Wash the parsley, discard the stems, or save for soup. Cut up half a bunch of parsley into tiny flecks of green. Add to bowl. Add a generous pinch each of salt and pepper. Grate about a teaspoon of fresh nutmeg into the mix.
Crack two large eggs into the bowl and stir with a wooden spoon or spatula to mix.
Using a large skillet, cover the bottom with good olive oil and heat till a drop of water spatters. Using a serving spoon, drop a generous spoonful of mix into the pan and immediately pat it thin. You are cooking the potato, so a thick latke won’t cook all the way through. You should be able to fit four into the pan.

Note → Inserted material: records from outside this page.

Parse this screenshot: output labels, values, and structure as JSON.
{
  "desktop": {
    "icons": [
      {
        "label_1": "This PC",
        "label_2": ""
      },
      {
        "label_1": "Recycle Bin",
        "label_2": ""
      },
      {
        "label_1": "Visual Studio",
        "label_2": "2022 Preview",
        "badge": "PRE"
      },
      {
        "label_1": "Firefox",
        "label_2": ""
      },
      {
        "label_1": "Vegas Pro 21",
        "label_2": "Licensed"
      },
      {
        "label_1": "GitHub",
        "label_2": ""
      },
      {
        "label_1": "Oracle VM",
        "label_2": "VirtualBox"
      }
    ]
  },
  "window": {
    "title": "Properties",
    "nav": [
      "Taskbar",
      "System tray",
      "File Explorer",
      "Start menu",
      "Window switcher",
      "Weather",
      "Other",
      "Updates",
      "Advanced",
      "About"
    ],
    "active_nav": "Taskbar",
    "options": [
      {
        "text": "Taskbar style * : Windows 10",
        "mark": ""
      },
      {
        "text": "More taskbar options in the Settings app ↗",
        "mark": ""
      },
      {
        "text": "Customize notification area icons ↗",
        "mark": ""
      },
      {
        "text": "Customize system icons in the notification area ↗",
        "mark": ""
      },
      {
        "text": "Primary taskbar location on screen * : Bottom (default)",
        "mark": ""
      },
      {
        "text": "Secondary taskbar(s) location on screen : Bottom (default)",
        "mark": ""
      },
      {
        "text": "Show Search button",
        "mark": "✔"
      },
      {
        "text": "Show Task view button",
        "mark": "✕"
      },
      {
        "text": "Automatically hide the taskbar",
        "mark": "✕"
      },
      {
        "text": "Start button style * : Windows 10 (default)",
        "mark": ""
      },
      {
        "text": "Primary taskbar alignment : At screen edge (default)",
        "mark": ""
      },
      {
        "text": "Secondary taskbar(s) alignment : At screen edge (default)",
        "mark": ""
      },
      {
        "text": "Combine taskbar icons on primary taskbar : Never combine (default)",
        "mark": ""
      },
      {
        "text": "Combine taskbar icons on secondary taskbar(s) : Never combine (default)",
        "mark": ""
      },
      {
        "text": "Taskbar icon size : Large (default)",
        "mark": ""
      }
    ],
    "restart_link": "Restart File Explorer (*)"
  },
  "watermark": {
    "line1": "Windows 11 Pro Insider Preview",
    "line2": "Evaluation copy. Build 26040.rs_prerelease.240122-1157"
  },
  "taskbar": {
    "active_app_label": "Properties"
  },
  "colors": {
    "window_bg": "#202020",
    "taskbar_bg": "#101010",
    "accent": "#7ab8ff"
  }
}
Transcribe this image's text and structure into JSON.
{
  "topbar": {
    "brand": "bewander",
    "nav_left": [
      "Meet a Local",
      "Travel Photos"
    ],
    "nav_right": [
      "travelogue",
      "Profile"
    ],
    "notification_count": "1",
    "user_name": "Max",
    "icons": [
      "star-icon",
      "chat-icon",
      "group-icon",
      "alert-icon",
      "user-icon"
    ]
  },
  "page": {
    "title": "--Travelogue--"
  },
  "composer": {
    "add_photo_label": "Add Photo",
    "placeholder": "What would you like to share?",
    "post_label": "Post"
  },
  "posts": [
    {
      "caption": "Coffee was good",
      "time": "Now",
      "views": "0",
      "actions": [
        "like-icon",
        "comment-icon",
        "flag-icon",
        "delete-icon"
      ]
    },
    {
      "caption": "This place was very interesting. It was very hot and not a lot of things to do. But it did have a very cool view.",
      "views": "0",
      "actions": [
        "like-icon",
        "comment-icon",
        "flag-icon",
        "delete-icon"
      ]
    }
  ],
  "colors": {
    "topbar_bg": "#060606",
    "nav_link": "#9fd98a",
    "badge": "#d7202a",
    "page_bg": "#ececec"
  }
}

Modulate the heat between medium high and medium, but never allow the pancakes to stop sizzling. In about 2 minutes, try to flip a latke. A cooked latke will release easily. It should be crisp and brown. Turn only once, or you get an oil sponge. When all four are done, serve, put in another four and eat yours at the table. The idea that you can make all of them and put them in an oven between layers of paper towel is a myth. They will go from light and crisp to soft and greasy. It’s worth the work of going back and forth to the stove top.
Serve with unflavored Greek yogurt or sour cream and applesauce, below.
Apple Sauce (Serves 4 as a side dish)
- Choose 6 organic apples of almost any sort except Granny Smith and Red Delicious.
- Optional: Orange juice, vanilla, sugar, honey, cinnamon or nutmeg.
Wash, peel and core the apples. If you hate peeling apples, you can strain the applesauce through a colander at the end. I like cooking them with peels as it makes the sauce pink and gives more flavor.
Cut up the 6 apples into chunks (cut each quarter into 2), put a half cup of water in a saucepan, and add the apples. You can add orange juice instead of water and add a bit of vanilla. I’m a purist, so it’s apples in water. Cover the pan and boil. When the apples reach a boil, stir occasionally. Do not let the pan dry out. When the apples start to disintegrate, help them along with a potato masher. If the result is watery, take off the lid and boil off some of the liquid. Once you have applesauce consistency, strain to remove peels. Return to pan and sweeten to taste with honey, brown or white sugar.
Light candles and enjoy!